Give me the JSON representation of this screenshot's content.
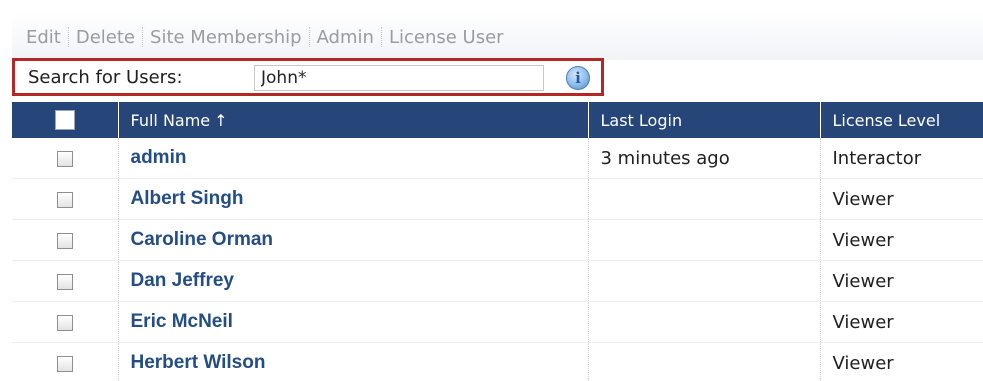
{
  "toolbar": {
    "actions": [
      "Edit",
      "Delete",
      "Site Membership",
      "Admin",
      "License User"
    ]
  },
  "search": {
    "label": "Search for Users:",
    "value": "John*"
  },
  "table": {
    "headers": {
      "full_name": "Full Name",
      "sort_indicator": "↑",
      "last_login": "Last Login",
      "license_level": "License Level"
    },
    "rows": [
      {
        "full_name": "admin",
        "last_login": "3 minutes ago",
        "license_level": "Interactor"
      },
      {
        "full_name": "Albert Singh",
        "last_login": "",
        "license_level": "Viewer"
      },
      {
        "full_name": "Caroline Orman",
        "last_login": "",
        "license_level": "Viewer"
      },
      {
        "full_name": "Dan Jeffrey",
        "last_login": "",
        "license_level": "Viewer"
      },
      {
        "full_name": "Eric McNeil",
        "last_login": "",
        "license_level": "Viewer"
      },
      {
        "full_name": "Herbert Wilson",
        "last_login": "",
        "license_level": "Viewer"
      }
    ]
  },
  "colors": {
    "header_bg": "#26467a",
    "name_link": "#244d86",
    "search_highlight": "#b32727",
    "toolbar_text": "#9c9c9c"
  },
  "icons": {
    "info": "info-icon"
  }
}
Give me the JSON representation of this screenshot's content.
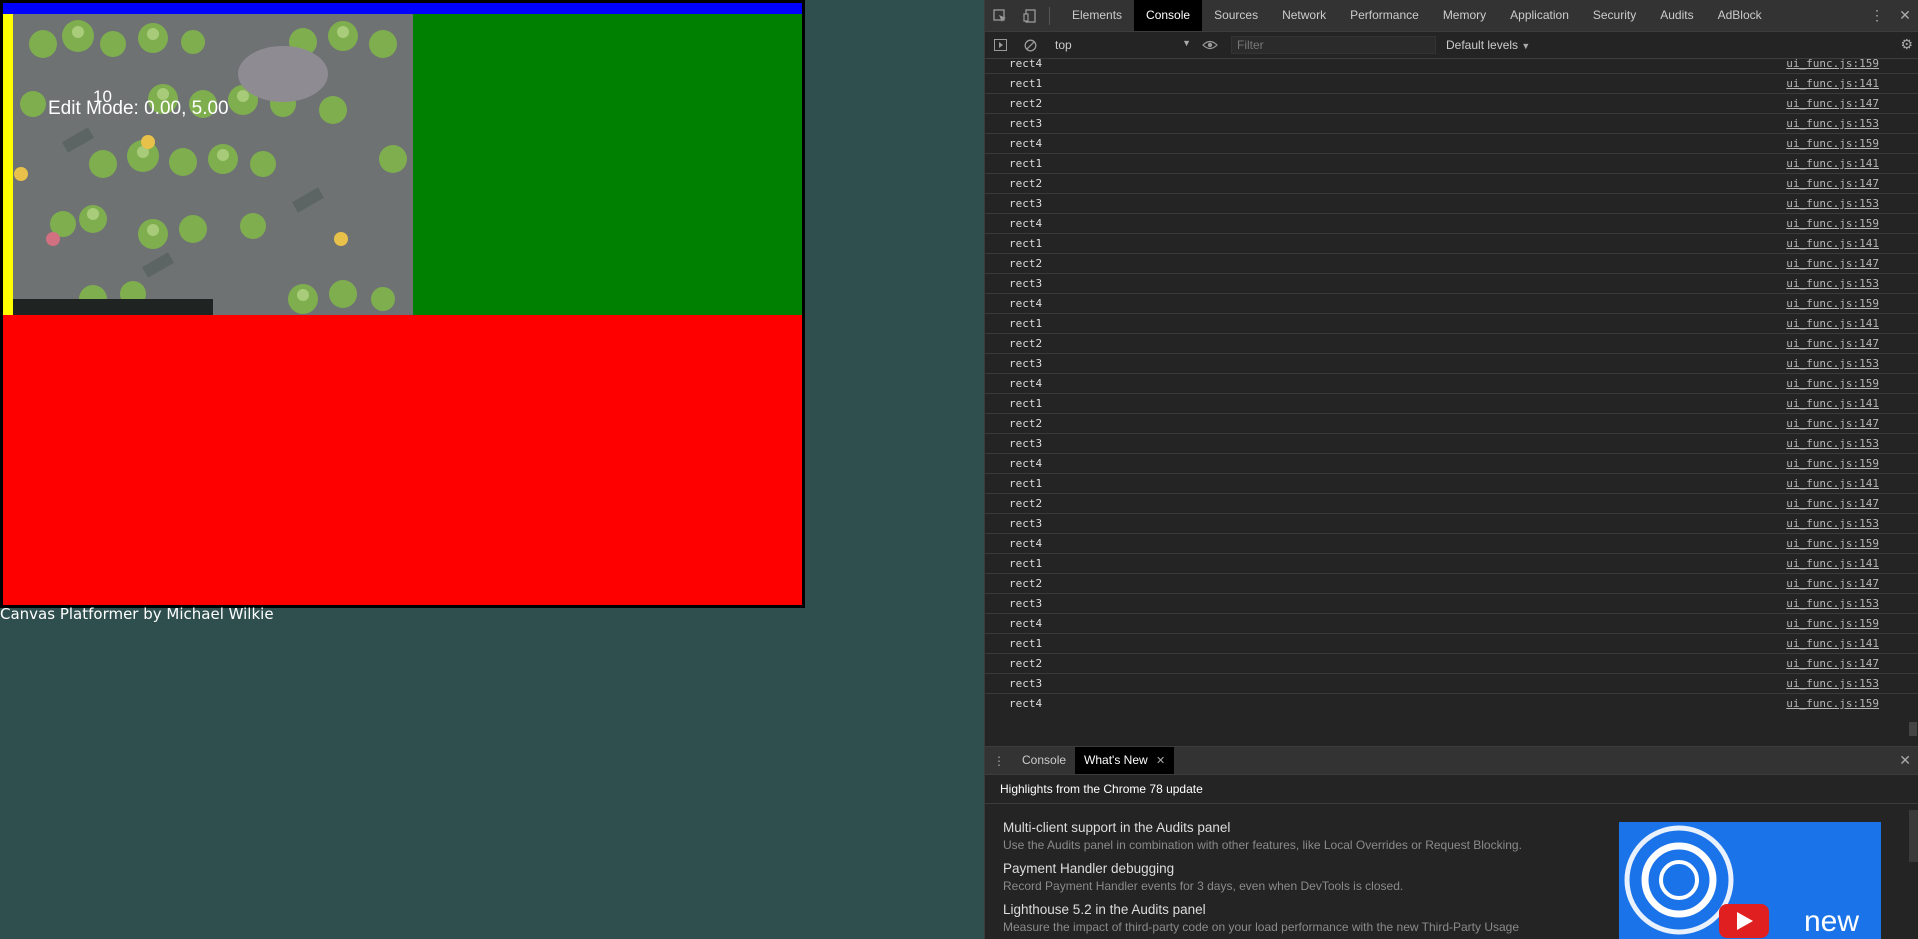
{
  "game": {
    "edit_mode_text": "Edit Mode: 0.00, 5.00",
    "counter_text": "10",
    "credit": "Canvas Platformer by Michael Wilkie",
    "colors": {
      "top_bar": "#0000ff",
      "green": "#008000",
      "red": "#ff0000",
      "yellow": "#ffff00"
    }
  },
  "devtools": {
    "tabs": [
      "Elements",
      "Console",
      "Sources",
      "Network",
      "Performance",
      "Memory",
      "Application",
      "Security",
      "Audits",
      "AdBlock"
    ],
    "active_tab": "Console",
    "toolbar": {
      "context": "top",
      "filter_placeholder": "Filter",
      "levels": "Default levels"
    },
    "log": [
      {
        "msg": "rect4",
        "src": "ui_func.js:159"
      },
      {
        "msg": "rect1",
        "src": "ui_func.js:141"
      },
      {
        "msg": "rect2",
        "src": "ui_func.js:147"
      },
      {
        "msg": "rect3",
        "src": "ui_func.js:153"
      },
      {
        "msg": "rect4",
        "src": "ui_func.js:159"
      },
      {
        "msg": "rect1",
        "src": "ui_func.js:141"
      },
      {
        "msg": "rect2",
        "src": "ui_func.js:147"
      },
      {
        "msg": "rect3",
        "src": "ui_func.js:153"
      },
      {
        "msg": "rect4",
        "src": "ui_func.js:159"
      },
      {
        "msg": "rect1",
        "src": "ui_func.js:141"
      },
      {
        "msg": "rect2",
        "src": "ui_func.js:147"
      },
      {
        "msg": "rect3",
        "src": "ui_func.js:153"
      },
      {
        "msg": "rect4",
        "src": "ui_func.js:159"
      },
      {
        "msg": "rect1",
        "src": "ui_func.js:141"
      },
      {
        "msg": "rect2",
        "src": "ui_func.js:147"
      },
      {
        "msg": "rect3",
        "src": "ui_func.js:153"
      },
      {
        "msg": "rect4",
        "src": "ui_func.js:159"
      },
      {
        "msg": "rect1",
        "src": "ui_func.js:141"
      },
      {
        "msg": "rect2",
        "src": "ui_func.js:147"
      },
      {
        "msg": "rect3",
        "src": "ui_func.js:153"
      },
      {
        "msg": "rect4",
        "src": "ui_func.js:159"
      },
      {
        "msg": "rect1",
        "src": "ui_func.js:141"
      },
      {
        "msg": "rect2",
        "src": "ui_func.js:147"
      },
      {
        "msg": "rect3",
        "src": "ui_func.js:153"
      },
      {
        "msg": "rect4",
        "src": "ui_func.js:159"
      },
      {
        "msg": "rect1",
        "src": "ui_func.js:141"
      },
      {
        "msg": "rect2",
        "src": "ui_func.js:147"
      },
      {
        "msg": "rect3",
        "src": "ui_func.js:153"
      },
      {
        "msg": "rect4",
        "src": "ui_func.js:159"
      },
      {
        "msg": "rect1",
        "src": "ui_func.js:141"
      },
      {
        "msg": "rect2",
        "src": "ui_func.js:147"
      },
      {
        "msg": "rect3",
        "src": "ui_func.js:153"
      },
      {
        "msg": "rect4",
        "src": "ui_func.js:159"
      }
    ],
    "drawer": {
      "tabs": [
        {
          "label": "Console",
          "active": false
        },
        {
          "label": "What's New",
          "active": true
        }
      ],
      "header": "Highlights from the Chrome 78 update",
      "items": [
        {
          "title": "Multi-client support in the Audits panel",
          "desc": "Use the Audits panel in combination with other features, like Local Overrides or Request Blocking."
        },
        {
          "title": "Payment Handler debugging",
          "desc": "Record Payment Handler events for 3 days, even when DevTools is closed."
        },
        {
          "title": "Lighthouse 5.2 in the Audits panel",
          "desc": "Measure the impact of third-party code on your load performance with the new Third-Party Usage"
        }
      ],
      "promo_text": "new"
    }
  }
}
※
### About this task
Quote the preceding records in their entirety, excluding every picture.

### Response for this exercise
Give me the JSON representation of this screenshot's content.
{
  "toolbar": {
    "actions": [
      "Edit",
      "Delete",
      "Site Membership",
      "Admin",
      "License User"
    ]
  },
  "search": {
    "label": "Search for Users:",
    "value": "John*"
  },
  "table": {
    "headers": {
      "full_name": "Full Name",
      "sort_indicator": "↑",
      "last_login": "Last Login",
      "license_level": "License Level"
    },
    "rows": [
      {
        "full_name": "admin",
        "last_login": "3 minutes ago",
        "license_level": "Interactor"
      },
      {
        "full_name": "Albert Singh",
        "last_login": "",
        "license_level": "Viewer"
      },
      {
        "full_name": "Caroline Orman",
        "last_login": "",
        "license_level": "Viewer"
      },
      {
        "full_name": "Dan Jeffrey",
        "last_login": "",
        "license_level": "Viewer"
      },
      {
        "full_name": "Eric McNeil",
        "last_login": "",
        "license_level": "Viewer"
      },
      {
        "full_name": "Herbert Wilson",
        "last_login": "",
        "license_level": "Viewer"
      }
    ]
  },
  "colors": {
    "header_bg": "#26467a",
    "name_link": "#244d86",
    "search_highlight": "#b32727",
    "toolbar_text": "#9c9c9c"
  },
  "icons": {
    "info": "info-icon"
  }
}
Give me the JSON representation of this screenshot's content.
{
  "game": {
    "edit_mode_text": "Edit Mode: 0.00, 5.00",
    "counter_text": "10",
    "credit": "Canvas Platformer by Michael Wilkie",
    "colors": {
      "top_bar": "#0000ff",
      "green": "#008000",
      "red": "#ff0000",
      "yellow": "#ffff00"
    }
  },
  "devtools": {
    "tabs": [
      "Elements",
      "Console",
      "Sources",
      "Network",
      "Performance",
      "Memory",
      "Application",
      "Security",
      "Audits",
      "AdBlock"
    ],
    "active_tab": "Console",
    "toolbar": {
      "context": "top",
      "filter_placeholder": "Filter",
      "levels": "Default levels"
    },
    "log": [
      {
        "msg": "rect4",
        "src": "ui_func.js:159"
      },
      {
        "msg": "rect1",
        "src": "ui_func.js:141"
      },
      {
        "msg": "rect2",
        "src": "ui_func.js:147"
      },
      {
        "msg": "rect3",
        "src": "ui_func.js:153"
      },
      {
        "msg": "rect4",
        "src": "ui_func.js:159"
      },
      {
        "msg": "rect1",
        "src": "ui_func.js:141"
      },
      {
        "msg": "rect2",
        "src": "ui_func.js:147"
      },
      {
        "msg": "rect3",
        "src": "ui_func.js:153"
      },
      {
        "msg": "rect4",
        "src": "ui_func.js:159"
      },
      {
        "msg": "rect1",
        "src": "ui_func.js:141"
      },
      {
        "msg": "rect2",
        "src": "ui_func.js:147"
      },
      {
        "msg": "rect3",
        "src": "ui_func.js:153"
      },
      {
        "msg": "rect4",
        "src": "ui_func.js:159"
      },
      {
        "msg": "rect1",
        "src": "ui_func.js:141"
      },
      {
        "msg": "rect2",
        "src": "ui_func.js:147"
      },
      {
        "msg": "rect3",
        "src": "ui_func.js:153"
      },
      {
        "msg": "rect4",
        "src": "ui_func.js:159"
      },
      {
        "msg": "rect1",
        "src": "ui_func.js:141"
      },
      {
        "msg": "rect2",
        "src": "ui_func.js:147"
      },
      {
        "msg": "rect3",
        "src": "ui_func.js:153"
      },
      {
        "msg": "rect4",
        "src": "ui_func.js:159"
      },
      {
        "msg": "rect1",
        "src": "ui_func.js:141"
      },
      {
        "msg": "rect2",
        "src": "ui_func.js:147"
      },
      {
        "msg": "rect3",
        "src": "ui_func.js:153"
      },
      {
        "msg": "rect4",
        "src": "ui_func.js:159"
      },
      {
        "msg": "rect1",
        "src": "ui_func.js:141"
      },
      {
        "msg": "rect2",
        "src": "ui_func.js:147"
      },
      {
        "msg": "rect3",
        "src": "ui_func.js:153"
      },
      {
        "msg": "rect4",
        "src": "ui_func.js:159"
      },
      {
        "msg": "rect1",
        "src": "ui_func.js:141"
      },
      {
        "msg": "rect2",
        "src": "ui_func.js:147"
      },
      {
        "msg": "rect3",
        "src": "ui_func.js:153"
      },
      {
        "msg": "rect4",
        "src": "ui_func.js:159"
      }
    ],
    "drawer": {
      "tabs": [
        {
          "label": "Console",
          "active": false
        },
        {
          "label": "What's New",
          "active": true
        }
      ],
      "header": "Highlights from the Chrome 78 update",
      "items": [
        {
          "title": "Multi-client support in the Audits panel",
          "desc": "Use the Audits panel in combination with other features, like Local Overrides or Request Blocking."
        },
        {
          "title": "Payment Handler debugging",
          "desc": "Record Payment Handler events for 3 days, even when DevTools is closed."
        },
        {
          "title": "Lighthouse 5.2 in the Audits panel",
          "desc": "Measure the impact of third-party code on your load performance with the new Third-Party Usage"
        }
      ],
      "promo_text": "new"
    }
  }
}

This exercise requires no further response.